Items from an interface collection
- - - -

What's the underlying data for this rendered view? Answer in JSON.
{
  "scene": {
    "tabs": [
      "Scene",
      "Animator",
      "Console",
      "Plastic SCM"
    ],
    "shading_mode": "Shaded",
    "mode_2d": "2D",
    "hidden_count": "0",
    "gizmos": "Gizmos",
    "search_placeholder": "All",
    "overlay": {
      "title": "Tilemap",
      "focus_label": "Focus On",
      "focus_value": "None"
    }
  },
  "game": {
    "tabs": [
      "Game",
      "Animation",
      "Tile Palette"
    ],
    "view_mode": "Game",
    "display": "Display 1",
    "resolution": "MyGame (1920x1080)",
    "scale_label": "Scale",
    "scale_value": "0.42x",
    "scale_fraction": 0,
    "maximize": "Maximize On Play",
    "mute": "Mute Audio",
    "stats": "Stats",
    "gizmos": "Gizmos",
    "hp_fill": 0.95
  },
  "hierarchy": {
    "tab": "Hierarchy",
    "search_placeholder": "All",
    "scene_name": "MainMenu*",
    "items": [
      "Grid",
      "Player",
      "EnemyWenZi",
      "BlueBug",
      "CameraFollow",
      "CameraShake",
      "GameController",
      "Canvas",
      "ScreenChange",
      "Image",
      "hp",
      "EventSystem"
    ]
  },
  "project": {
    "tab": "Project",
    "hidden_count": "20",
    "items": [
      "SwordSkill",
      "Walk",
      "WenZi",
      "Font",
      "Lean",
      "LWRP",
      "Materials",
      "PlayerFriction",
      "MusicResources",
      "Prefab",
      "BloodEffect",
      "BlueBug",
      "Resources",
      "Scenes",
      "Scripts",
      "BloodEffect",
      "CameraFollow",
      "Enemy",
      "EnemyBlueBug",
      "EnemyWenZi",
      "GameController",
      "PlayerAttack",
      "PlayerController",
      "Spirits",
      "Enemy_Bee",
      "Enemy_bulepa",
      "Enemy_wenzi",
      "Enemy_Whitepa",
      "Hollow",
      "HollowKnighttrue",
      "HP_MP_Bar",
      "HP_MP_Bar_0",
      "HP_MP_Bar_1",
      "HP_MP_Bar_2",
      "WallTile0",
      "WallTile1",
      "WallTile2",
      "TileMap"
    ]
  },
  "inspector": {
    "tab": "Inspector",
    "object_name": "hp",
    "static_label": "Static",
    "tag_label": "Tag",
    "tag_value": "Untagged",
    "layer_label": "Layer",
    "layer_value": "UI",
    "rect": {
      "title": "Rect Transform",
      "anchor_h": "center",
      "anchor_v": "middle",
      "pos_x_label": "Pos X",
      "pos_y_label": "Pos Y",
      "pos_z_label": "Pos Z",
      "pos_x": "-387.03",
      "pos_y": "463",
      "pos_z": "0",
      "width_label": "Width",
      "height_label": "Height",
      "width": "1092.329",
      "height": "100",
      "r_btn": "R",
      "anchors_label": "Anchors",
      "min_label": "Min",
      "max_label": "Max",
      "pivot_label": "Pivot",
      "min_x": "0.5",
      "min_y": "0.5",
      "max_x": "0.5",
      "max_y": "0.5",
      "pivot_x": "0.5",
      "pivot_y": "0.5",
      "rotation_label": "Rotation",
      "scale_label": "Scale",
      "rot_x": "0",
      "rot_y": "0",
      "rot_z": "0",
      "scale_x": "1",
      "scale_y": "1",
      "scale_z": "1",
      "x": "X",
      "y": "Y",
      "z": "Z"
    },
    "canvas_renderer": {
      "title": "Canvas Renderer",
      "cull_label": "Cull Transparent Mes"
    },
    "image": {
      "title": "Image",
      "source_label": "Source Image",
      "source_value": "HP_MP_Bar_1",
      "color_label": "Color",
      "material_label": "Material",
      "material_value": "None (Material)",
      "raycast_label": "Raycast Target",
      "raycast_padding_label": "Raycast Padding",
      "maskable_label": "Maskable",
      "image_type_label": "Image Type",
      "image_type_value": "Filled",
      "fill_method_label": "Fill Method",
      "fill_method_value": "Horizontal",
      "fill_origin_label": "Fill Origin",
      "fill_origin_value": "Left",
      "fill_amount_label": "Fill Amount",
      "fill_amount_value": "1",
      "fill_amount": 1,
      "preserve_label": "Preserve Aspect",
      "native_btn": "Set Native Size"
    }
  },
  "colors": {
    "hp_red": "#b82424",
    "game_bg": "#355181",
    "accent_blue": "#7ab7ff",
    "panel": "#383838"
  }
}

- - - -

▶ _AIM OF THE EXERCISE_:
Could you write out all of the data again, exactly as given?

▶ _SOLUTION FOR THIS EXERCISE_:
What's the underlying data for this rendered view? Answer in JSON.
{
  "scene": {
    "tabs": [
      "Scene",
      "Animator",
      "Console",
      "Plastic SCM"
    ],
    "shading_mode": "Shaded",
    "mode_2d": "2D",
    "hidden_count": "0",
    "gizmos": "Gizmos",
    "search_placeholder": "All",
    "overlay": {
      "title": "Tilemap",
      "focus_label": "Focus On",
      "focus_value": "None"
    }
  },
  "game": {
    "tabs": [
      "Game",
      "Animation",
      "Tile Palette"
    ],
    "view_mode": "Game",
    "display": "Display 1",
    "resolution": "MyGame (1920x1080)",
    "scale_label": "Scale",
    "scale_value": "0.42x",
    "scale_fraction": 0,
    "maximize": "Maximize On Play",
    "mute": "Mute Audio",
    "stats": "Stats",
    "gizmos": "Gizmos",
    "hp_fill": 0.95
  },
  "hierarchy": {
    "tab": "Hierarchy",
    "search_placeholder": "All",
    "scene_name": "MainMenu*",
    "items": [
      "Grid",
      "Player",
      "EnemyWenZi",
      "BlueBug",
      "CameraFollow",
      "CameraShake",
      "GameController",
      "Canvas",
      "ScreenChange",
      "Image",
      "hp",
      "EventSystem"
    ]
  },
  "project": {
    "tab": "Project",
    "hidden_count": "20",
    "items": [
      "SwordSkill",
      "Walk",
      "WenZi",
      "Font",
      "Lean",
      "LWRP",
      "Materials",
      "PlayerFriction",
      "MusicResources",
      "Prefab",
      "BloodEffect",
      "BlueBug",
      "Resources",
      "Scenes",
      "Scripts",
      "BloodEffect",
      "CameraFollow",
      "Enemy",
      "EnemyBlueBug",
      "EnemyWenZi",
      "GameController",
      "PlayerAttack",
      "PlayerController",
      "Spirits",
      "Enemy_Bee",
      "Enemy_bulepa",
      "Enemy_wenzi",
      "Enemy_Whitepa",
      "Hollow",
      "HollowKnighttrue",
      "HP_MP_Bar",
      "HP_MP_Bar_0",
      "HP_MP_Bar_1",
      "HP_MP_Bar_2",
      "WallTile0",
      "WallTile1",
      "WallTile2",
      "TileMap"
    ]
  },
  "inspector": {
    "tab": "Inspector",
    "object_name": "hp",
    "static_label": "Static",
    "tag_label": "Tag",
    "tag_value": "Untagged",
    "layer_label": "Layer",
    "layer_value": "UI",
    "rect": {
      "title": "Rect Transform",
      "anchor_h": "center",
      "anchor_v": "middle",
      "pos_x_label": "Pos X",
      "pos_y_label": "Pos Y",
      "pos_z_label": "Pos Z",
      "pos_x": "-387.03",
      "pos_y": "463",
      "pos_z": "0",
      "width_label": "Width",
      "height_label": "Height",
      "width": "1092.329",
      "height": "100",
      "r_btn": "R",
      "anchors_label": "Anchors",
      "min_label": "Min",
      "max_label": "Max",
      "pivot_label": "Pivot",
      "min_x": "0.5",
      "min_y": "0.5",
      "max_x": "0.5",
      "max_y": "0.5",
      "pivot_x": "0.5",
      "pivot_y": "0.5",
      "rotation_label": "Rotation",
      "scale_label": "Scale",
      "rot_x": "0",
      "rot_y": "0",
      "rot_z": "0",
      "scale_x": "1",
      "scale_y": "1",
      "scale_z": "1",
      "x": "X",
      "y": "Y",
      "z": "Z"
    },
    "canvas_renderer": {
      "title": "Canvas Renderer",
      "cull_label": "Cull Transparent Mes"
    },
    "image": {
      "title": "Image",
      "source_label": "Source Image",
      "source_value": "HP_MP_Bar_1",
      "color_label": "Color",
      "material_label": "Material",
      "material_value": "None (Material)",
      "raycast_label": "Raycast Target",
      "raycast_padding_label": "Raycast Padding",
      "maskable_label": "Maskable",
      "image_type_label": "Image Type",
      "image_type_value": "Filled",
      "fill_method_label": "Fill Method",
      "fill_method_value": "Horizontal",
      "fill_origin_label": "Fill Origin",
      "fill_origin_value": "Left",
      "fill_amount_label": "Fill Amount",
      "fill_amount_value": "1",
      "fill_amount": 1,
      "preserve_label": "Preserve Aspect",
      "native_btn": "Set Native Size"
    }
  },
  "colors": {
    "hp_red": "#b82424",
    "game_bg": "#355181",
    "accent_blue": "#7ab7ff",
    "panel": "#383838"
  }
}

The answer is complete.